How to identify snails from a rather short distance

I'm into the heart of species identification with the snail survey project. As I'm going along, my collaborators Kathryn Perez and Jeff Nekola have put together a great key to upper Mississippi Valley gastropods, but I'm still finding it difficult to key out various species of Vertigo with the key and the accompanying photographs.

So, I did what any good taxonomist would do - look very closely at the snails I have, look closely at the pictures and then make a new key tuned to the characteristics that I can see. In this case, shells of Vertigo are very small - less than 2 mm. And while the overall shape of the shells and the sculpture on the whorls is very important, I find the arrangement of the "teeth" in the aperture most helpful in narrowing down the field. So using Nekola's photographs, I've started to sketch my own images of just the apertures - drawings that emphasize the relative size, shape and placement of these teeth. It's just a draft, and these sketches don't account for all of the variation in some of the different species, but just the exercise of drawing each shell aperture has helped me get a feeling for a more reasonable "gestalt" for each species.

The drawings above represent the 15 species most likely to be found living in Wisconsin - I've found V. modesta and V. oughtoni as Pleistocene fossils in west-central Wisconsin, but no live records exist. I don't think V. meramecensis has been reported in Wisconsin yet either, but it is found in northeast Iowa and southeast Minnesota, so I can't imagine one couldn't find it if you looked in the right places (which we're trying to accomplish with this survey).

Tuesday, June 11, 2013

Put on your 3D glasses now!

Things are in full swing here in the Dirt Lab. We're wrapping up the sample processing - most of the snails are picked out of the litter and we've been counting and identifying lots of snails. Along with data entry, we're taking pictures of some of the snails. The problem with pictures is that they're "flat." It's hard to get an idea of the shape or sculpture of the shells - so I tried taking pictures through the right and left eyepieces. Overlay the two images, line them up and add a little blending adjustment... and voila!

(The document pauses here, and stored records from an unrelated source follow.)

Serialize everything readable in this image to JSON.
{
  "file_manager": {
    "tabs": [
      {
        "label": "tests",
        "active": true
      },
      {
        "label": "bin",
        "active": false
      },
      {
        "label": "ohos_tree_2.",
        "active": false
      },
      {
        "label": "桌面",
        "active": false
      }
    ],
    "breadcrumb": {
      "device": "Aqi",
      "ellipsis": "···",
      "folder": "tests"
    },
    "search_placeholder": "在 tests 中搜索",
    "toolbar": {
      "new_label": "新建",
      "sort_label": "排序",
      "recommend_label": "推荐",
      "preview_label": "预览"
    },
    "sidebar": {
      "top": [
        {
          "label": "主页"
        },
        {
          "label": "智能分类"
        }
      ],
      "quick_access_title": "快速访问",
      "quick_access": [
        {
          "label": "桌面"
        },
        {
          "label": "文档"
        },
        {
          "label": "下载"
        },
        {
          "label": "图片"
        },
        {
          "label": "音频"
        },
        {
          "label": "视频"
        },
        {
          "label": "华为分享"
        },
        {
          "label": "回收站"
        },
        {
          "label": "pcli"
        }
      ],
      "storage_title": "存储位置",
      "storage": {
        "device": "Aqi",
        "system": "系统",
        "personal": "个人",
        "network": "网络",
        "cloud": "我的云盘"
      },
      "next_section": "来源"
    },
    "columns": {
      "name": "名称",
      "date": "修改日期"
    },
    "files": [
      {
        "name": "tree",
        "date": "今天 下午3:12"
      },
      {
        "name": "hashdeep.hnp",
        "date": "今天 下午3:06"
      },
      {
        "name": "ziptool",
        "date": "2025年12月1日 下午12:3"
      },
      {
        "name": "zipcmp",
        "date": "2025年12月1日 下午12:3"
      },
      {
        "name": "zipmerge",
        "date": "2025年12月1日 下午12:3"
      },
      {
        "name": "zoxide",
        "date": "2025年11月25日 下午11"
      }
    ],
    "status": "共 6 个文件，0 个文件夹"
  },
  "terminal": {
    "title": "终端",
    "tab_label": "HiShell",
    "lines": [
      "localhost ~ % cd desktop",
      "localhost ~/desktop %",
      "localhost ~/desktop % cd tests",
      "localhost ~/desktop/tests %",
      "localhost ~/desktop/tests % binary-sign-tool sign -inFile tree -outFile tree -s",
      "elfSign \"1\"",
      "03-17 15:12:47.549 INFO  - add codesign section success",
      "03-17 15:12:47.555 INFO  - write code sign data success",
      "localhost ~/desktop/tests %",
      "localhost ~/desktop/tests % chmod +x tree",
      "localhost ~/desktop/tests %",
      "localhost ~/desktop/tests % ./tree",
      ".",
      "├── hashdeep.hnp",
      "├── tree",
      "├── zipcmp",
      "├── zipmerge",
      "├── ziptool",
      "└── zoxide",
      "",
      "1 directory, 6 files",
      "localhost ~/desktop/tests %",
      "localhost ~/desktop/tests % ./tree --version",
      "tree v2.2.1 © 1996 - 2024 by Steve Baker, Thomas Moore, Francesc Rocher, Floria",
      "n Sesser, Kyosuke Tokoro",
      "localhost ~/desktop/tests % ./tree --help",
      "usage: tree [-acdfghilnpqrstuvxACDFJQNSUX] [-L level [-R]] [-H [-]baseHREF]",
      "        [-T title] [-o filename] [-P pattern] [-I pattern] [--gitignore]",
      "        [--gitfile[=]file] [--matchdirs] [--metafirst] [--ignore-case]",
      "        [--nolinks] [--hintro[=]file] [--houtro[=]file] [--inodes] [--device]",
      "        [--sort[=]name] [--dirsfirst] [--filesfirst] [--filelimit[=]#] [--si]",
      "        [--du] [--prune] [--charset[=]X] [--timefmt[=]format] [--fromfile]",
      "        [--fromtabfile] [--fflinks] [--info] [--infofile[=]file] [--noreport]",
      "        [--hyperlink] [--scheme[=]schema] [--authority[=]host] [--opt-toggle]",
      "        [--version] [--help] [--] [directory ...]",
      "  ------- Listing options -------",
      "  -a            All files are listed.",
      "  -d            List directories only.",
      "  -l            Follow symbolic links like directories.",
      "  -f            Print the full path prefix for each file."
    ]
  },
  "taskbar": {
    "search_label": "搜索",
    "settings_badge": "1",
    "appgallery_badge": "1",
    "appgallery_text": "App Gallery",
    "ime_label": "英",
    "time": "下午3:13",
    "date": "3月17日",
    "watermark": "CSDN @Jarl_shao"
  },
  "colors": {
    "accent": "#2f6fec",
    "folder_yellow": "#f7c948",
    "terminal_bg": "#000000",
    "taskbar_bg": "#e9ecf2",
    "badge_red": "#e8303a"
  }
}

The snails are in three dee! Provided you have the red/blue glasses, of course.

Anguispira altnernata

Discus catskillensis

How many species are here?

Strobilops labyrinthicus

Vallonia costata